### Work to be completed:
Write out, without any change, the lines in the material below that run from the line with "Serialize everything readable" through the line with "What data populates", both included.
'''
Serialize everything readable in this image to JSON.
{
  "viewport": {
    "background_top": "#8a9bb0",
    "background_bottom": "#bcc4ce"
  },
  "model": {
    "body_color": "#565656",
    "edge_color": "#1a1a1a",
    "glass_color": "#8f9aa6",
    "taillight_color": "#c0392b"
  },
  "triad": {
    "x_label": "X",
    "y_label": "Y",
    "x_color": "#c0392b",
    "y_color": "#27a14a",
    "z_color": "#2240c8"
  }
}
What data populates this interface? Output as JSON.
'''
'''
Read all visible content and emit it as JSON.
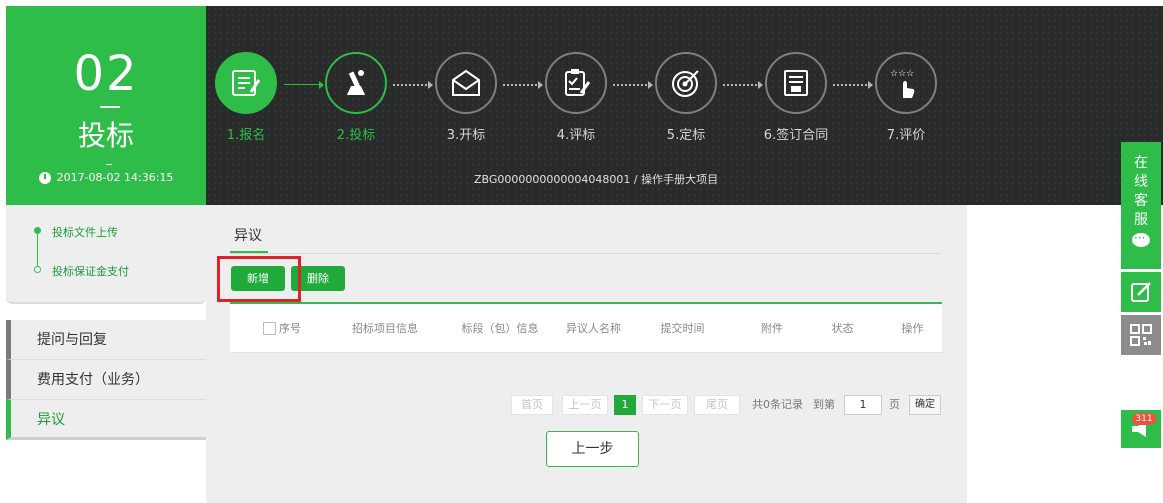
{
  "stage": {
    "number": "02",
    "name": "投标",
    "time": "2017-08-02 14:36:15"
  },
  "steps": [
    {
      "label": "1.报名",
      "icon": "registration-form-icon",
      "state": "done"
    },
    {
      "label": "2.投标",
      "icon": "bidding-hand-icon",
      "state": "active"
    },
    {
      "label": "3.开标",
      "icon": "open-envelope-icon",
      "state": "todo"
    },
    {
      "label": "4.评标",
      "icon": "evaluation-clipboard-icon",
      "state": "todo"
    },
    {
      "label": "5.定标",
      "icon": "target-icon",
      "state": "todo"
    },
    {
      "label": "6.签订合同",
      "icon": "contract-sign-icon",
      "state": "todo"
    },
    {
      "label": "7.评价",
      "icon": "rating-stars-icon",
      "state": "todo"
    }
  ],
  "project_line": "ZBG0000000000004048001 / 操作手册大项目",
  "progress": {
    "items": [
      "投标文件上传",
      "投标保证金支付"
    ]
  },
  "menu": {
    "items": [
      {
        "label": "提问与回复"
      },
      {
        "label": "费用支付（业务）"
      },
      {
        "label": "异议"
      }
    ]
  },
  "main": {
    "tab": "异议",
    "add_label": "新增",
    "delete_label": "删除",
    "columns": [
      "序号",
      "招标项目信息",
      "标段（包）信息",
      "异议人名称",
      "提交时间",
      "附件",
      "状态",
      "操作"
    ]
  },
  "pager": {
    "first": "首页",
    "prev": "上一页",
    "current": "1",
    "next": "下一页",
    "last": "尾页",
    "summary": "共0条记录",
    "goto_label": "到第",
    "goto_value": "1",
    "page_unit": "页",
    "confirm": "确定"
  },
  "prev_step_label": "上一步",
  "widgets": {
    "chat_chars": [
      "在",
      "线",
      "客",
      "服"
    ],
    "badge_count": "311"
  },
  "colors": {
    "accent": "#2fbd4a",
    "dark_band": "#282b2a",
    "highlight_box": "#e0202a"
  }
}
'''
### Exercise response:
Serialize everything readable in this image to JSON.
{
  "viewport": {
    "background_top": "#8a9bb0",
    "background_bottom": "#bcc4ce"
  },
  "model": {
    "body_color": "#565656",
    "edge_color": "#1a1a1a",
    "glass_color": "#8f9aa6",
    "taillight_color": "#c0392b"
  },
  "triad": {
    "x_label": "X",
    "y_label": "Y",
    "x_color": "#c0392b",
    "y_color": "#27a14a",
    "z_color": "#2240c8"
  }
}
What data populates this interface? Output as JSON.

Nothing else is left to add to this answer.